▶ [GIVEN RECORDS]:

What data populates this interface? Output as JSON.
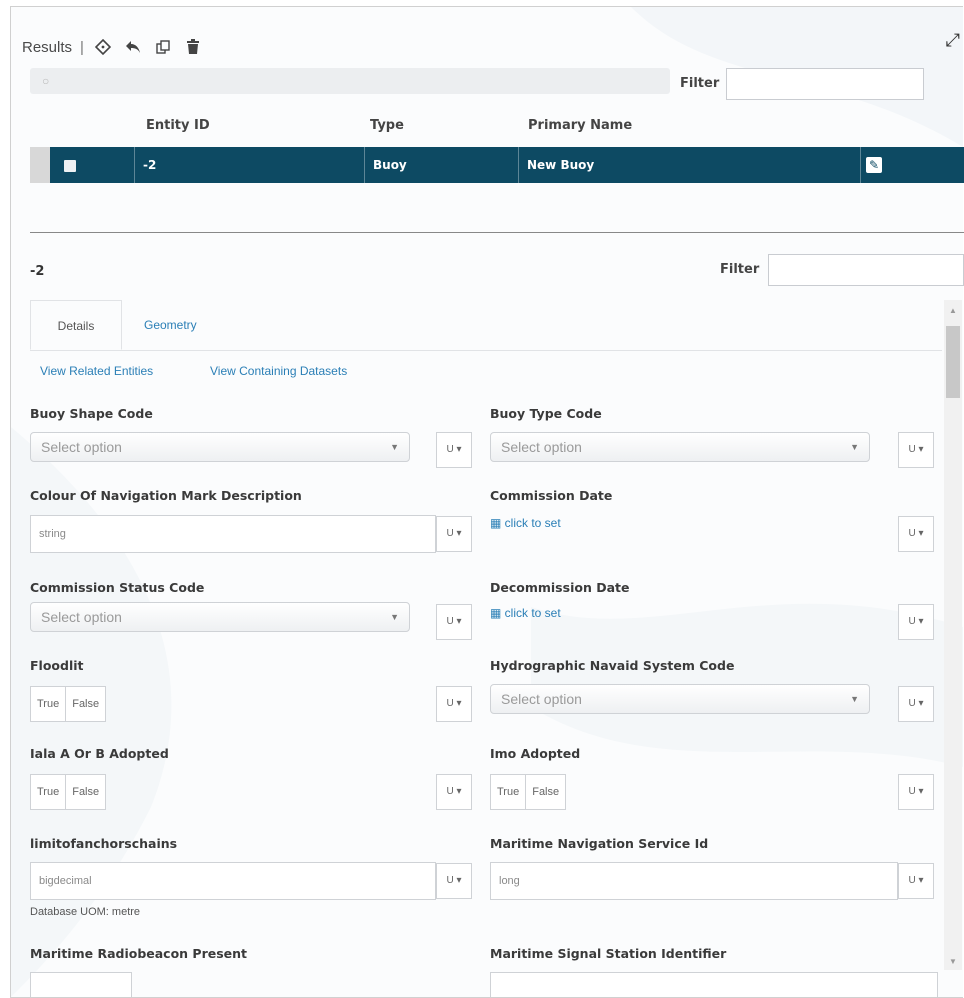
{
  "results": {
    "title": "Results",
    "separator": "|",
    "toolbar_icons": [
      "target-icon",
      "reply-icon",
      "copy-icon",
      "trash-icon"
    ],
    "search_placeholder": "○",
    "filter_label": "Filter",
    "columns": [
      "Entity ID",
      "Type",
      "Primary Name"
    ],
    "rows": [
      {
        "entity_id": "-2",
        "type": "Buoy",
        "primary_name": "New Buoy"
      }
    ]
  },
  "detail": {
    "entity_title": "-2",
    "filter_label": "Filter",
    "tabs": [
      "Details",
      "Geometry"
    ],
    "links": [
      "View Related Entities",
      "View Containing Datasets"
    ],
    "unit_label": "U ▾",
    "select_placeholder": "Select option",
    "true_label": "True",
    "false_label": "False",
    "click_to_set": "click to set",
    "fields": {
      "buoy_shape_code": "Buoy Shape Code",
      "buoy_type_code": "Buoy Type Code",
      "colour_desc": "Colour Of Navigation Mark Description",
      "colour_desc_value": "string",
      "commission_date": "Commission Date",
      "commission_status_code": "Commission Status Code",
      "decommission_date": "Decommission Date",
      "floodlit": "Floodlit",
      "hydrographic_code": "Hydrographic Navaid System Code",
      "iala": "Iala A Or B Adopted",
      "imo": "Imo Adopted",
      "limit_anchor": "limitofanchorschains",
      "limit_anchor_value": "bigdecimal",
      "uom": "Database UOM: metre",
      "maritime_nav_service": "Maritime Navigation Service Id",
      "maritime_nav_service_value": "long",
      "radiobeacon": "Maritime Radiobeacon Present",
      "signal_station": "Maritime Signal Station Identifier"
    }
  },
  "colors": {
    "selected_row": "#0d4a63",
    "link": "#2b7fb6"
  }
}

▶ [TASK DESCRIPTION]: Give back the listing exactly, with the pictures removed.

▶ [OUTPUT OF THE EXERCISE]:
What data populates this interface? Output as JSON.
{
  "results": {
    "title": "Results",
    "separator": "|",
    "toolbar_icons": [
      "target-icon",
      "reply-icon",
      "copy-icon",
      "trash-icon"
    ],
    "search_placeholder": "○",
    "filter_label": "Filter",
    "columns": [
      "Entity ID",
      "Type",
      "Primary Name"
    ],
    "rows": [
      {
        "entity_id": "-2",
        "type": "Buoy",
        "primary_name": "New Buoy"
      }
    ]
  },
  "detail": {
    "entity_title": "-2",
    "filter_label": "Filter",
    "tabs": [
      "Details",
      "Geometry"
    ],
    "links": [
      "View Related Entities",
      "View Containing Datasets"
    ],
    "unit_label": "U ▾",
    "select_placeholder": "Select option",
    "true_label": "True",
    "false_label": "False",
    "click_to_set": "click to set",
    "fields": {
      "buoy_shape_code": "Buoy Shape Code",
      "buoy_type_code": "Buoy Type Code",
      "colour_desc": "Colour Of Navigation Mark Description",
      "colour_desc_value": "string",
      "commission_date": "Commission Date",
      "commission_status_code": "Commission Status Code",
      "decommission_date": "Decommission Date",
      "floodlit": "Floodlit",
      "hydrographic_code": "Hydrographic Navaid System Code",
      "iala": "Iala A Or B Adopted",
      "imo": "Imo Adopted",
      "limit_anchor": "limitofanchorschains",
      "limit_anchor_value": "bigdecimal",
      "uom": "Database UOM: metre",
      "maritime_nav_service": "Maritime Navigation Service Id",
      "maritime_nav_service_value": "long",
      "radiobeacon": "Maritime Radiobeacon Present",
      "signal_station": "Maritime Signal Station Identifier"
    }
  },
  "colors": {
    "selected_row": "#0d4a63",
    "link": "#2b7fb6"
  }
}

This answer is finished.